▸ Exercise brief: Report the count of lines below that include "from", without any other text.

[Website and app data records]
Segment Open
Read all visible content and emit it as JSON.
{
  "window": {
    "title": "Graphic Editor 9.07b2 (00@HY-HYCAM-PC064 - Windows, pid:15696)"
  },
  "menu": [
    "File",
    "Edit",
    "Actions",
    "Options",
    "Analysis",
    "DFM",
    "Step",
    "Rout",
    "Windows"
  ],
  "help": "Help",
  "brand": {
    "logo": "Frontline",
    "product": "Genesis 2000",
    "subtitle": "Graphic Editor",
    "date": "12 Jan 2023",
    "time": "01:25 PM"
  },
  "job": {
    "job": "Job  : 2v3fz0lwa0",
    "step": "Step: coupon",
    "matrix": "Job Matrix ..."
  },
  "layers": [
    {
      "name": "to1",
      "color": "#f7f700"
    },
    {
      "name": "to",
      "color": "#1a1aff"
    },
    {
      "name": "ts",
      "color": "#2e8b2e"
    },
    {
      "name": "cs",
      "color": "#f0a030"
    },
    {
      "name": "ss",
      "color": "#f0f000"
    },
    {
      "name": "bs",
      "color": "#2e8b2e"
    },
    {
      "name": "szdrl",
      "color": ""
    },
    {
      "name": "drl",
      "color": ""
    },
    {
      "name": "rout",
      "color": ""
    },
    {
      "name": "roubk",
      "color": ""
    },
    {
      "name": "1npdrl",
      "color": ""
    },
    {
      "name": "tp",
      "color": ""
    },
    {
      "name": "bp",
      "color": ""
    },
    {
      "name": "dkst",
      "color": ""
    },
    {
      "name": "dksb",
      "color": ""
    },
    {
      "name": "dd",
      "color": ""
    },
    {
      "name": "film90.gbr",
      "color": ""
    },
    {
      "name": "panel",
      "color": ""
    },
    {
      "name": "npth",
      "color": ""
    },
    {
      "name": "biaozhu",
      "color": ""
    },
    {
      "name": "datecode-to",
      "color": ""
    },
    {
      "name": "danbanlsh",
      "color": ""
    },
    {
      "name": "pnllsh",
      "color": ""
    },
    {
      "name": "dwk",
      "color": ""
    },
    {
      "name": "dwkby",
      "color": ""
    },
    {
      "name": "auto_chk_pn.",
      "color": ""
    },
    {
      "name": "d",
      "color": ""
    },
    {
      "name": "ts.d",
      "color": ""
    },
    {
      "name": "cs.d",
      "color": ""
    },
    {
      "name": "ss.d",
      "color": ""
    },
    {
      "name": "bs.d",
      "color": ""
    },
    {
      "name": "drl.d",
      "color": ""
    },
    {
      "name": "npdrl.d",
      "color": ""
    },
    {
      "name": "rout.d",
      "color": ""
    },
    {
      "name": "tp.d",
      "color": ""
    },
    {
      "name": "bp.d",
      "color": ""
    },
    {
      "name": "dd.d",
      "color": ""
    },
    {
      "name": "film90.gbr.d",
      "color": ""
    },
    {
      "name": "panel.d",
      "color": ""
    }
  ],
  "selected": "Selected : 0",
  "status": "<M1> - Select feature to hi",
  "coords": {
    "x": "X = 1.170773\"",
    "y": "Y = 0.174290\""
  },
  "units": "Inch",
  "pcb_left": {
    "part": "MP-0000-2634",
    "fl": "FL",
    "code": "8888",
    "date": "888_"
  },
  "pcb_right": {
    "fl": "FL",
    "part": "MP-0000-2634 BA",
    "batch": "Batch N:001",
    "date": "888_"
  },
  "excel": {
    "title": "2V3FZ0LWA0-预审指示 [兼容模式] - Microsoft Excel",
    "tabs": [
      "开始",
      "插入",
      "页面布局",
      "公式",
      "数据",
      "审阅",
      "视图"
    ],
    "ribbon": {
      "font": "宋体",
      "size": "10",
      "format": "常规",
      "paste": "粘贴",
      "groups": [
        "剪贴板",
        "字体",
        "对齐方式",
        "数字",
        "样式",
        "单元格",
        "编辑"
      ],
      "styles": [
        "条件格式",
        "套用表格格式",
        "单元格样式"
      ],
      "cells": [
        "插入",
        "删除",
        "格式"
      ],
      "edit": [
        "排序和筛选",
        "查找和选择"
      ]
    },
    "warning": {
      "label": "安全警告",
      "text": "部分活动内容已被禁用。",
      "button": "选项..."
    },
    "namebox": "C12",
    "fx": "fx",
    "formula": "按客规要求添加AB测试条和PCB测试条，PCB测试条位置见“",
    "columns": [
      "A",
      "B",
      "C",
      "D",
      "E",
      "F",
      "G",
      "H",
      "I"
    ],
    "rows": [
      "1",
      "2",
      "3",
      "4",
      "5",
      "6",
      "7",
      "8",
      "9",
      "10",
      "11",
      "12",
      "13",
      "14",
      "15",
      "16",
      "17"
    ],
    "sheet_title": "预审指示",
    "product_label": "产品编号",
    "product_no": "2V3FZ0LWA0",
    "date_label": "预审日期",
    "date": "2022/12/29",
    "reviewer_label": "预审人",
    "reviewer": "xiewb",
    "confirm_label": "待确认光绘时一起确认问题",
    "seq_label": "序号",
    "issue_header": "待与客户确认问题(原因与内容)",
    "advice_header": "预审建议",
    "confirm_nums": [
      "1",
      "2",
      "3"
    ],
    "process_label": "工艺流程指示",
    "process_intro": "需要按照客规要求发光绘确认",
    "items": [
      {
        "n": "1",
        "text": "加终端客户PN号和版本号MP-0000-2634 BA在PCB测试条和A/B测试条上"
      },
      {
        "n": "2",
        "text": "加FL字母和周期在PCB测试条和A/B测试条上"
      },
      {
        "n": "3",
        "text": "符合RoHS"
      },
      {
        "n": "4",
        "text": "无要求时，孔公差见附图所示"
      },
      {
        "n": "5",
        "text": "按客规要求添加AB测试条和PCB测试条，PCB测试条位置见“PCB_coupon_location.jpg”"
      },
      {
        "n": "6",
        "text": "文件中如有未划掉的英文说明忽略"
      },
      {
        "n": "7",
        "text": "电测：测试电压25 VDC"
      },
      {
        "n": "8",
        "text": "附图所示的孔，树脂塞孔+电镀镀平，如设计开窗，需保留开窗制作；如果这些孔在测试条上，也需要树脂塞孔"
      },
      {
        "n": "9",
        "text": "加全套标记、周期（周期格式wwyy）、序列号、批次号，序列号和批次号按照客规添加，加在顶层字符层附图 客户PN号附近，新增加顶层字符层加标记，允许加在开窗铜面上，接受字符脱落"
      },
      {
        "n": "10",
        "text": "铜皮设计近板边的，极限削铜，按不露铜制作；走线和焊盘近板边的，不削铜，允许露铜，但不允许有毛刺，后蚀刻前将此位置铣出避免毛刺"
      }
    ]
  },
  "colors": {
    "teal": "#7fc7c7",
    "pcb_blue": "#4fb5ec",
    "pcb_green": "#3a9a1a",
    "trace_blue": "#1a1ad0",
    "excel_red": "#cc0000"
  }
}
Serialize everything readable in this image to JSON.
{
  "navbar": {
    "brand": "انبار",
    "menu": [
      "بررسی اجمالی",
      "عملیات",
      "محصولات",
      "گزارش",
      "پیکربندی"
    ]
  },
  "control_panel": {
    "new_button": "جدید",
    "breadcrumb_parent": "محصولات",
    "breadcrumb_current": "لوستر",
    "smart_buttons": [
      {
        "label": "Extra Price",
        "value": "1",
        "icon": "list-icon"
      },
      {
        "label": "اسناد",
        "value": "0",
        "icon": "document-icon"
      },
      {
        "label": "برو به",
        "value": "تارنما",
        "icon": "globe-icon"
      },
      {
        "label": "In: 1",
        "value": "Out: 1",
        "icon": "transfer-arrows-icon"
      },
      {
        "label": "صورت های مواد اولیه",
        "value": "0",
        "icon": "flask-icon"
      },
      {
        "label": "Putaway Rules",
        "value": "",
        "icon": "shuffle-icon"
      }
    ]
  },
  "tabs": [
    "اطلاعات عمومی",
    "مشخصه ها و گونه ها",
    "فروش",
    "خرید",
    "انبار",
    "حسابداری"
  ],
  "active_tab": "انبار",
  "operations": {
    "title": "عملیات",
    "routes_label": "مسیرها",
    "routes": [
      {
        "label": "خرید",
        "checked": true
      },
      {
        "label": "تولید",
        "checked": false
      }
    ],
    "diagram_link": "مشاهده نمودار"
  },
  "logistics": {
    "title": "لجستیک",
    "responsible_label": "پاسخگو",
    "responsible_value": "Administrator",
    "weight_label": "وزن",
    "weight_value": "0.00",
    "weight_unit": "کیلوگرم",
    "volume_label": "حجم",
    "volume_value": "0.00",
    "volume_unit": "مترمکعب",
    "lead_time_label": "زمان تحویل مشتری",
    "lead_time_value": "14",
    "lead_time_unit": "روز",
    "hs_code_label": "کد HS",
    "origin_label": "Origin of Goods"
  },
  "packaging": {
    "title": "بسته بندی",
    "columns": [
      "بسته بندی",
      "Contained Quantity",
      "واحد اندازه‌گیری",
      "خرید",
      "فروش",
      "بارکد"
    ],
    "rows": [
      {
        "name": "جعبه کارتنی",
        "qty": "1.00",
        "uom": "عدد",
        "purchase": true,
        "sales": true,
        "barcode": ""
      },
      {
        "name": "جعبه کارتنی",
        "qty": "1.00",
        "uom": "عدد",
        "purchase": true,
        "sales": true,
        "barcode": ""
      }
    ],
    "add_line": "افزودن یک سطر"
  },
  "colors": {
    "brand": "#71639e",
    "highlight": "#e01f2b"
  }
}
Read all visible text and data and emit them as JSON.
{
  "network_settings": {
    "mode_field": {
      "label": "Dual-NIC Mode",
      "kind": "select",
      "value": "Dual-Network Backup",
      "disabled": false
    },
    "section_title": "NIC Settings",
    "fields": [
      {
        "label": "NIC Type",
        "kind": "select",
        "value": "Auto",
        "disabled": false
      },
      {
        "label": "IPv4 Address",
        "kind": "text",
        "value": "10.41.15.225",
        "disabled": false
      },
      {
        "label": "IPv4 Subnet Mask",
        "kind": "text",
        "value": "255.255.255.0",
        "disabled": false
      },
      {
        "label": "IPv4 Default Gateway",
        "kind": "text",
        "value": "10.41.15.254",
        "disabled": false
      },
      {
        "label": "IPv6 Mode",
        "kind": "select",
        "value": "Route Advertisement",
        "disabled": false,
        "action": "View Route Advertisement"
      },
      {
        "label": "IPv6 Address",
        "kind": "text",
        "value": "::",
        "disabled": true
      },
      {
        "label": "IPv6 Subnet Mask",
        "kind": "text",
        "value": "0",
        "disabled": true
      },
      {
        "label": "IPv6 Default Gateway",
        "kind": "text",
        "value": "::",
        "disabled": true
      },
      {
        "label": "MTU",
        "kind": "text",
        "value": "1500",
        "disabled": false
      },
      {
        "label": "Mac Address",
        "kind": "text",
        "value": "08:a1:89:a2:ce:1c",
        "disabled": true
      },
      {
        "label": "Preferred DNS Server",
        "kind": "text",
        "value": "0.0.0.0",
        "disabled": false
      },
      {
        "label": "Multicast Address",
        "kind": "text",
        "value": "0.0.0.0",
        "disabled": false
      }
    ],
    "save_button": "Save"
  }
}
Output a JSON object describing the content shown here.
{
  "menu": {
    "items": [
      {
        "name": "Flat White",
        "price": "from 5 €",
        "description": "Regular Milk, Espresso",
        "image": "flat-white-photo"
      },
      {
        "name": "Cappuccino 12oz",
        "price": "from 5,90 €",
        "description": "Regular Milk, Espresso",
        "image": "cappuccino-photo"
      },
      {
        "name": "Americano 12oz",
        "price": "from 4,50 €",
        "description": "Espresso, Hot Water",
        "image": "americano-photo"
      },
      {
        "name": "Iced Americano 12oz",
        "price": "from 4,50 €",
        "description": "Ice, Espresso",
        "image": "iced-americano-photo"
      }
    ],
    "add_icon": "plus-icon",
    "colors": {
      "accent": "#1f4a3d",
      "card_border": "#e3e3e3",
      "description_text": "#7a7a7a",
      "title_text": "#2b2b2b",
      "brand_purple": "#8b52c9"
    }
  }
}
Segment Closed
▸ Task output: 4